▶ [The task]: Every line below that holds the string "JSON" should be copied out.
--- Provided records ---
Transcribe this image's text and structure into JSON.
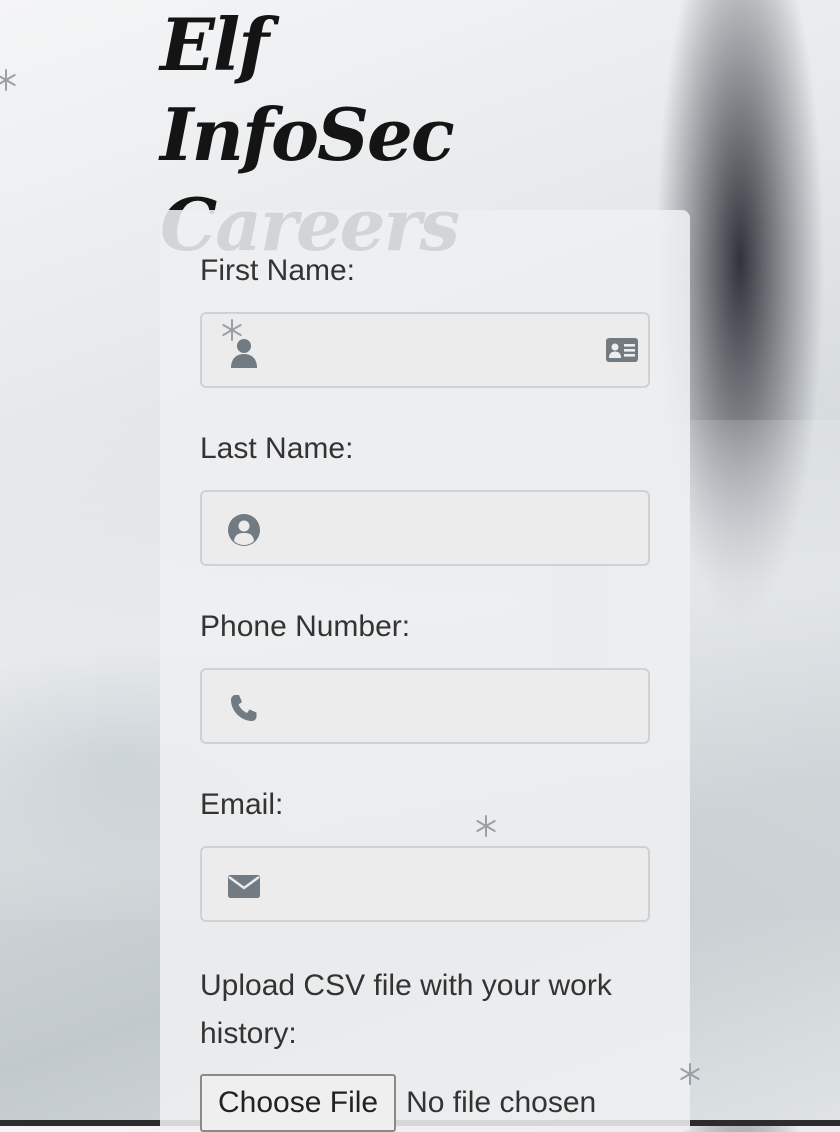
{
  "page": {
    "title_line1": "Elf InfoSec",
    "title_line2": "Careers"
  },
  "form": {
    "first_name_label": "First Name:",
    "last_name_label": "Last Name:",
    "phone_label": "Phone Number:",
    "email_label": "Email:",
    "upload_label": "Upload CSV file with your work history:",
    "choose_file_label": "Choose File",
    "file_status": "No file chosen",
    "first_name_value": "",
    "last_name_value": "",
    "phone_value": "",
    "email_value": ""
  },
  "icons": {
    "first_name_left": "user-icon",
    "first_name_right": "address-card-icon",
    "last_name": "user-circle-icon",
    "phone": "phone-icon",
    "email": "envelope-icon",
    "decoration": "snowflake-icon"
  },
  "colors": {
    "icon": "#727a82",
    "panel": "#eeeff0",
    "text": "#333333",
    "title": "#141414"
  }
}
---
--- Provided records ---
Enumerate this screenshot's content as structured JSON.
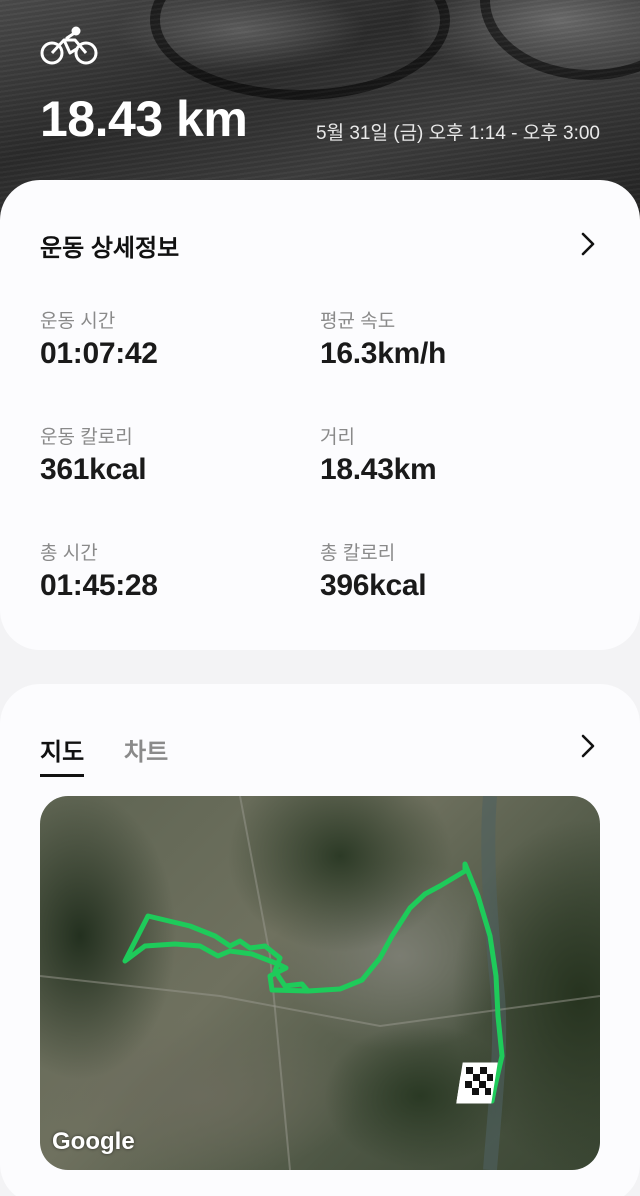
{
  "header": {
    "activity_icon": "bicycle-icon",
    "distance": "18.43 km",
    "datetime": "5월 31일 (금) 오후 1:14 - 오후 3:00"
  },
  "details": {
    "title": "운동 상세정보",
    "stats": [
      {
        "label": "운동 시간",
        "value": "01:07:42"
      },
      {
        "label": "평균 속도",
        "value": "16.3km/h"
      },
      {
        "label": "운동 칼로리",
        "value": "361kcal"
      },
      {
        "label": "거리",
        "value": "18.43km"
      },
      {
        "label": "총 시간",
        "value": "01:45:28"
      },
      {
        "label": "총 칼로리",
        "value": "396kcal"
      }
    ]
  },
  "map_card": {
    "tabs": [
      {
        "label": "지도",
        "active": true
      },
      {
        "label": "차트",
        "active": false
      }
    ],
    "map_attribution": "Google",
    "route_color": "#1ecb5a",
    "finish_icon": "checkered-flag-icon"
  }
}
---
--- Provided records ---
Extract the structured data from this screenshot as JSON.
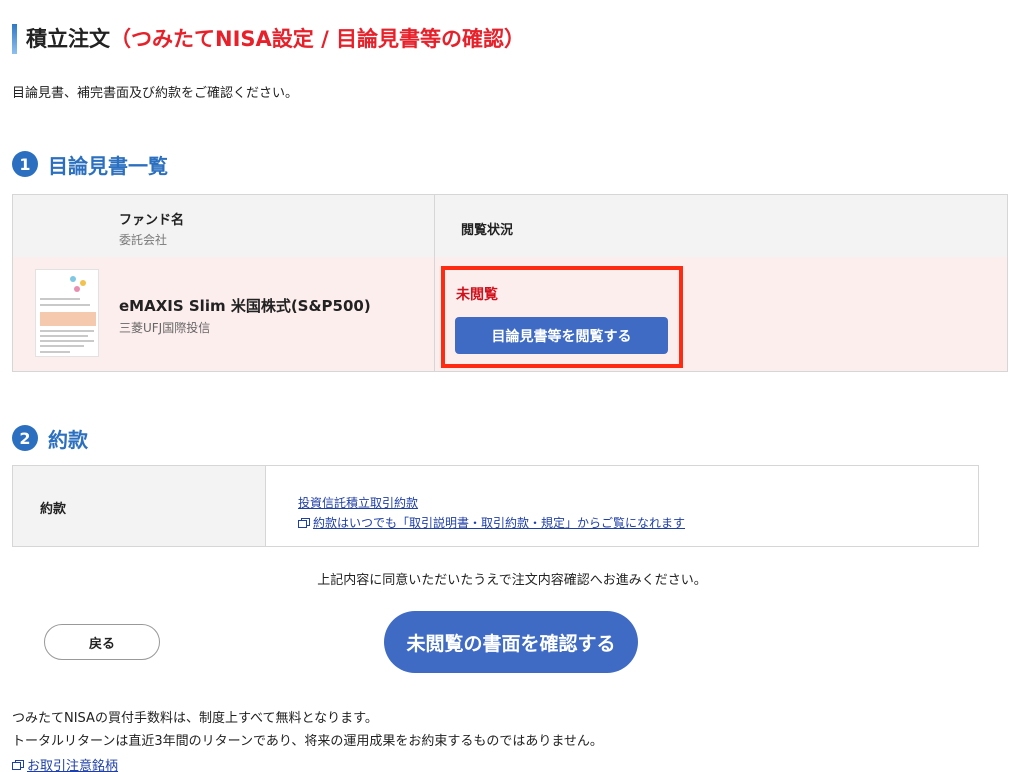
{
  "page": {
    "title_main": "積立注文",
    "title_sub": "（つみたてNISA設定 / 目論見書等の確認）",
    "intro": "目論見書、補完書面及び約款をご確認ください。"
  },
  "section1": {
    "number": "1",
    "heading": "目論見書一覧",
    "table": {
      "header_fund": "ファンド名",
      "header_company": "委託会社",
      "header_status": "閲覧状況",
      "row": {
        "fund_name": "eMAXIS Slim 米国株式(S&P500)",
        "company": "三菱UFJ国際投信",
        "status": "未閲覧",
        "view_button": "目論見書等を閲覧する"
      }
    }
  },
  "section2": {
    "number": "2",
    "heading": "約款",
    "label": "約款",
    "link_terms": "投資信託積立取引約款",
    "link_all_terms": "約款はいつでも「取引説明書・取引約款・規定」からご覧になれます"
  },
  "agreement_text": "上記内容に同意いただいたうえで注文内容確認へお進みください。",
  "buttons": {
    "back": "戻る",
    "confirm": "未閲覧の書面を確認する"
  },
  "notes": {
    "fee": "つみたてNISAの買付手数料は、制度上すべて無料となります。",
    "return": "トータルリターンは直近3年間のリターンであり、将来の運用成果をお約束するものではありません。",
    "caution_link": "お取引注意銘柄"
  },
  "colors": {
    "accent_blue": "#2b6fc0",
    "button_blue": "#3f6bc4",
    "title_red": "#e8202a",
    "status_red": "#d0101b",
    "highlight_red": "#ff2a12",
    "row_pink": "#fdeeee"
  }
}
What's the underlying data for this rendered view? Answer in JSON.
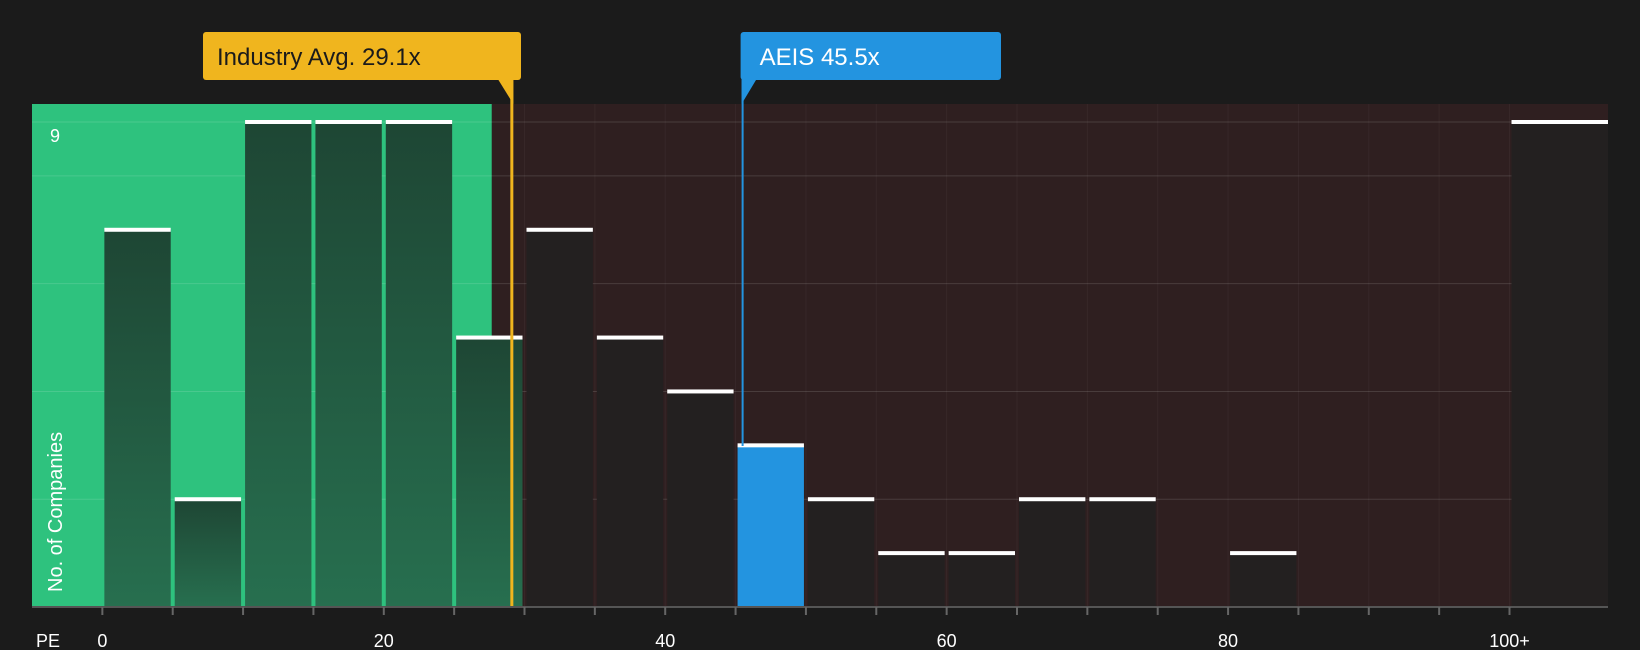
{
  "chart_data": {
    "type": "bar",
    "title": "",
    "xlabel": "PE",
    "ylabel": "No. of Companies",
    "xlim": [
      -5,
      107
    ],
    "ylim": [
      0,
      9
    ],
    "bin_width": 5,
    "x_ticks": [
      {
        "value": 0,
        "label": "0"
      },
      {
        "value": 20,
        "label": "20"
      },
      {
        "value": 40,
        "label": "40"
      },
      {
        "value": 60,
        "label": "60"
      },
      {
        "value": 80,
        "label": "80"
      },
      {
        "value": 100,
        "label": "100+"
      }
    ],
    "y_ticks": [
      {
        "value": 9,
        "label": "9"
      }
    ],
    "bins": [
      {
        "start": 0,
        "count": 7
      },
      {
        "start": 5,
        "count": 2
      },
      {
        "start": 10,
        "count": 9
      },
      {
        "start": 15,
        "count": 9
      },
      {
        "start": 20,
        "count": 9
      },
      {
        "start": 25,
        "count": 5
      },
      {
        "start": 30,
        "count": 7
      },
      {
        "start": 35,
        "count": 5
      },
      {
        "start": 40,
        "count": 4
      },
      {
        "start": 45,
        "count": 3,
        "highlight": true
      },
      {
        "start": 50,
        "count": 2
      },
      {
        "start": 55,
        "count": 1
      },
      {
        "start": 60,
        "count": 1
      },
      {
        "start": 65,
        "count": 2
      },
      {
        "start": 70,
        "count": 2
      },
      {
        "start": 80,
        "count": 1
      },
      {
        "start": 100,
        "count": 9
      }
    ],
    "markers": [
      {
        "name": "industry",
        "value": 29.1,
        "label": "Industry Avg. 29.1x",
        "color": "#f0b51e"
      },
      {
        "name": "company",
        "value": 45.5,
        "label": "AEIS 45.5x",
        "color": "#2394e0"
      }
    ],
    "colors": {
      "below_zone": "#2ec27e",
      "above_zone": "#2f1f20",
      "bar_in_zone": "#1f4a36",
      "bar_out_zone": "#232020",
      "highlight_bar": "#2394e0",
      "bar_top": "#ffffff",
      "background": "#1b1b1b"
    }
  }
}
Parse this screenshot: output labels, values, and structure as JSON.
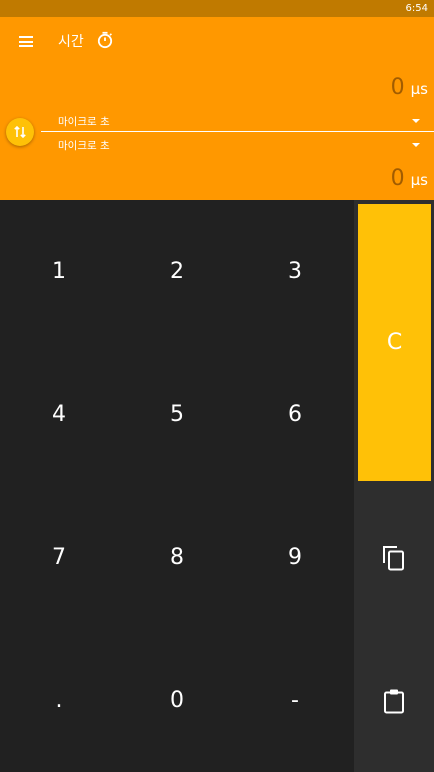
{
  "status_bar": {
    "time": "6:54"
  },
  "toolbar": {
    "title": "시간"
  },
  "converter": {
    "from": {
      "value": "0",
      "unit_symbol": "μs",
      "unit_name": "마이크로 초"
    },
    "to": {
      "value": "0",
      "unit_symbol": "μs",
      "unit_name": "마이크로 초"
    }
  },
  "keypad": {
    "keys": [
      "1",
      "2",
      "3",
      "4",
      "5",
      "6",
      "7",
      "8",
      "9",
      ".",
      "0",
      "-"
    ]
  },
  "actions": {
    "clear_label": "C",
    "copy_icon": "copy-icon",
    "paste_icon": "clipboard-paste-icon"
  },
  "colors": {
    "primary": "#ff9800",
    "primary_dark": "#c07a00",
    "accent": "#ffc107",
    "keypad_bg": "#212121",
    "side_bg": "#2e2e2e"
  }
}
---
▶ [Response]:
Transcribe this image's text and structure into JSON.
Enumerate this screenshot's content as structured JSON.
Extract the structured data from this screenshot as JSON.
What's the underlying data for this rendered view? Answer in JSON.
Parse this screenshot: output labels, values, and structure as JSON.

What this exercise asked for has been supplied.